**TASK:** Return each of the entries below word for word.

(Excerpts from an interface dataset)

+--

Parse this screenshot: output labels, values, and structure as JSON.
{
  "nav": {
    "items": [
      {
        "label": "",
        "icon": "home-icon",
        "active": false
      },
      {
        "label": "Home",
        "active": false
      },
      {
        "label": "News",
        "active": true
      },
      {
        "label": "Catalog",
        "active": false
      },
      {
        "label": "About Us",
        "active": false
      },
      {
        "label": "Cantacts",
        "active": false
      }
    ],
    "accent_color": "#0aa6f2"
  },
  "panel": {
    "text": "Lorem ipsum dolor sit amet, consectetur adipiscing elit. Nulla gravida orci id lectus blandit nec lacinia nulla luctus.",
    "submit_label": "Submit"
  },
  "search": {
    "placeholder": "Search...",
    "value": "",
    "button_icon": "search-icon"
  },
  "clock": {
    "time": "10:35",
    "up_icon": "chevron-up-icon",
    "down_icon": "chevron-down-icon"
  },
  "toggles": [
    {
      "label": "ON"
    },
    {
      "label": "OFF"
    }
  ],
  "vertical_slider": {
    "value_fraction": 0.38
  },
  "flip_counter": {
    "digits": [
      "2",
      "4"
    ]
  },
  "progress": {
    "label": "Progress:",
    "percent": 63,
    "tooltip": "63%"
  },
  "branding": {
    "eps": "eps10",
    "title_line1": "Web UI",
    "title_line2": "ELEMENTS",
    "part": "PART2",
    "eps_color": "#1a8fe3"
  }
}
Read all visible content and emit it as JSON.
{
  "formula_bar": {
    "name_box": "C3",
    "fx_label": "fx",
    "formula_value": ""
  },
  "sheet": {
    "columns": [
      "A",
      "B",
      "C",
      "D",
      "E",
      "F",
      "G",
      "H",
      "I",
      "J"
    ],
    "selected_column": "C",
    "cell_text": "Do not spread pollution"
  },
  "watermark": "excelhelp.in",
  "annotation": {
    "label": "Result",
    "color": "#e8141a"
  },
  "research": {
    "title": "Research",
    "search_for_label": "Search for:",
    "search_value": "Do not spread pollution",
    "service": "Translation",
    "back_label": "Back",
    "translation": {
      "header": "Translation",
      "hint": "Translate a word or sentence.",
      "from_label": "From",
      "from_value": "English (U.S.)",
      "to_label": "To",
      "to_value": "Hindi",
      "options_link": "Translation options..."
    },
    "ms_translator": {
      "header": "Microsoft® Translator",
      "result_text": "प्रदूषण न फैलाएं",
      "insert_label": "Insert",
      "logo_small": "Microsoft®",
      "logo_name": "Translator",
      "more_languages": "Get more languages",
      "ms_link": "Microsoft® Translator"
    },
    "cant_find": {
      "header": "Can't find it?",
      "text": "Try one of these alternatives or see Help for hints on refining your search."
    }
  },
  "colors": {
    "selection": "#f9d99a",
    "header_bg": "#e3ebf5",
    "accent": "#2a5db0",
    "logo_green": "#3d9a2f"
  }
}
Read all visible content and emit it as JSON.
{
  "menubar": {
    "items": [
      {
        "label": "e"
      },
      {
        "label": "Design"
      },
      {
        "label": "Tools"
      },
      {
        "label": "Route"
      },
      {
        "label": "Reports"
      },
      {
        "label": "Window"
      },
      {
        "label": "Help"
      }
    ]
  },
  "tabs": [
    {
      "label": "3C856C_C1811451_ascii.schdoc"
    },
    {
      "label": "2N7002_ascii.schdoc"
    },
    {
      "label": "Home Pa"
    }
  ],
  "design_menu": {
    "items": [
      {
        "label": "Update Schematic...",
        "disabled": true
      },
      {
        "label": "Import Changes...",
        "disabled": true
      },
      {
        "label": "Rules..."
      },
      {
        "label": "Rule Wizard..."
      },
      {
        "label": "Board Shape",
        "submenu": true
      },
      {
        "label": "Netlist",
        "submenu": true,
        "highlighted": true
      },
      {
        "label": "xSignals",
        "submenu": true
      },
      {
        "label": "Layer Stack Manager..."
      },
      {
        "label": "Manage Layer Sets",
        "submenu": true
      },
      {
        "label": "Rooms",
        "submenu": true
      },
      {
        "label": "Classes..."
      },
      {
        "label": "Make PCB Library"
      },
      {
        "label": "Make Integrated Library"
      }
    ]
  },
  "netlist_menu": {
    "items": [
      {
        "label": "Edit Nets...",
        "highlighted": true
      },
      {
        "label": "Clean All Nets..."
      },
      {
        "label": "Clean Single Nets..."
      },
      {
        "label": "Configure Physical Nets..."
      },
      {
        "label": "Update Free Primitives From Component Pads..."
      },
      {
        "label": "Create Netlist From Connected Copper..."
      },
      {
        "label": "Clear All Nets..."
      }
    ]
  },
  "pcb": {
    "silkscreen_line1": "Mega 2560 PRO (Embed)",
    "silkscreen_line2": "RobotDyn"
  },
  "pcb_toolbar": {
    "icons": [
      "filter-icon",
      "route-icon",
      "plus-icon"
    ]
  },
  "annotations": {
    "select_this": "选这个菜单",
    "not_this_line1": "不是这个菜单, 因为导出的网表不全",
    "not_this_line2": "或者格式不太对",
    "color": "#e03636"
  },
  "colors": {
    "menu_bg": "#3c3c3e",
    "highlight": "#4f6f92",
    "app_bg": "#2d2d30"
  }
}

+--

**SOLUTION FOR THIS EXERCISE:**
Parse this screenshot: output labels, values, and structure as JSON.
{
  "nav": {
    "items": [
      {
        "label": "",
        "icon": "home-icon",
        "active": false
      },
      {
        "label": "Home",
        "active": false
      },
      {
        "label": "News",
        "active": true
      },
      {
        "label": "Catalog",
        "active": false
      },
      {
        "label": "About Us",
        "active": false
      },
      {
        "label": "Cantacts",
        "active": false
      }
    ],
    "accent_color": "#0aa6f2"
  },
  "panel": {
    "text": "Lorem ipsum dolor sit amet, consectetur adipiscing elit. Nulla gravida orci id lectus blandit nec lacinia nulla luctus.",
    "submit_label": "Submit"
  },
  "search": {
    "placeholder": "Search...",
    "value": "",
    "button_icon": "search-icon"
  },
  "clock": {
    "time": "10:35",
    "up_icon": "chevron-up-icon",
    "down_icon": "chevron-down-icon"
  },
  "toggles": [
    {
      "label": "ON"
    },
    {
      "label": "OFF"
    }
  ],
  "vertical_slider": {
    "value_fraction": 0.38
  },
  "flip_counter": {
    "digits": [
      "2",
      "4"
    ]
  },
  "progress": {
    "label": "Progress:",
    "percent": 63,
    "tooltip": "63%"
  },
  "branding": {
    "eps": "eps10",
    "title_line1": "Web UI",
    "title_line2": "ELEMENTS",
    "part": "PART2",
    "eps_color": "#1a8fe3"
  }
}
Read all visible content and emit it as JSON.
{
  "formula_bar": {
    "name_box": "C3",
    "fx_label": "fx",
    "formula_value": ""
  },
  "sheet": {
    "columns": [
      "A",
      "B",
      "C",
      "D",
      "E",
      "F",
      "G",
      "H",
      "I",
      "J"
    ],
    "selected_column": "C",
    "cell_text": "Do not spread pollution"
  },
  "watermark": "excelhelp.in",
  "annotation": {
    "label": "Result",
    "color": "#e8141a"
  },
  "research": {
    "title": "Research",
    "search_for_label": "Search for:",
    "search_value": "Do not spread pollution",
    "service": "Translation",
    "back_label": "Back",
    "translation": {
      "header": "Translation",
      "hint": "Translate a word or sentence.",
      "from_label": "From",
      "from_value": "English (U.S.)",
      "to_label": "To",
      "to_value": "Hindi",
      "options_link": "Translation options..."
    },
    "ms_translator": {
      "header": "Microsoft® Translator",
      "result_text": "प्रदूषण न फैलाएं",
      "insert_label": "Insert",
      "logo_small": "Microsoft®",
      "logo_name": "Translator",
      "more_languages": "Get more languages",
      "ms_link": "Microsoft® Translator"
    },
    "cant_find": {
      "header": "Can't find it?",
      "text": "Try one of these alternatives or see Help for hints on refining your search."
    }
  },
  "colors": {
    "selection": "#f9d99a",
    "header_bg": "#e3ebf5",
    "accent": "#2a5db0",
    "logo_green": "#3d9a2f"
  }
}
Read all visible content and emit it as JSON.
{
  "menubar": {
    "items": [
      {
        "label": "e"
      },
      {
        "label": "Design"
      },
      {
        "label": "Tools"
      },
      {
        "label": "Route"
      },
      {
        "label": "Reports"
      },
      {
        "label": "Window"
      },
      {
        "label": "Help"
      }
    ]
  },
  "tabs": [
    {
      "label": "3C856C_C1811451_ascii.schdoc"
    },
    {
      "label": "2N7002_ascii.schdoc"
    },
    {
      "label": "Home Pa"
    }
  ],
  "design_menu": {
    "items": [
      {
        "label": "Update Schematic...",
        "disabled": true
      },
      {
        "label": "Import Changes...",
        "disabled": true
      },
      {
        "label": "Rules..."
      },
      {
        "label": "Rule Wizard..."
      },
      {
        "label": "Board Shape",
        "submenu": true
      },
      {
        "label": "Netlist",
        "submenu": true,
        "highlighted": true
      },
      {
        "label": "xSignals",
        "submenu": true
      },
      {
        "label": "Layer Stack Manager..."
      },
      {
        "label": "Manage Layer Sets",
        "submenu": true
      },
      {
        "label": "Rooms",
        "submenu": true
      },
      {
        "label": "Classes..."
      },
      {
        "label": "Make PCB Library"
      },
      {
        "label": "Make Integrated Library"
      }
    ]
  },
  "netlist_menu": {
    "items": [
      {
        "label": "Edit Nets...",
        "highlighted": true
      },
      {
        "label": "Clean All Nets..."
      },
      {
        "label": "Clean Single Nets..."
      },
      {
        "label": "Configure Physical Nets..."
      },
      {
        "label": "Update Free Primitives From Component Pads..."
      },
      {
        "label": "Create Netlist From Connected Copper..."
      },
      {
        "label": "Clear All Nets..."
      }
    ]
  },
  "pcb": {
    "silkscreen_line1": "Mega 2560 PRO (Embed)",
    "silkscreen_line2": "RobotDyn"
  },
  "pcb_toolbar": {
    "icons": [
      "filter-icon",
      "route-icon",
      "plus-icon"
    ]
  },
  "annotations": {
    "select_this": "选这个菜单",
    "not_this_line1": "不是这个菜单, 因为导出的网表不全",
    "not_this_line2": "或者格式不太对",
    "color": "#e03636"
  },
  "colors": {
    "menu_bg": "#3c3c3e",
    "highlight": "#4f6f92",
    "app_bg": "#2d2d30"
  }
}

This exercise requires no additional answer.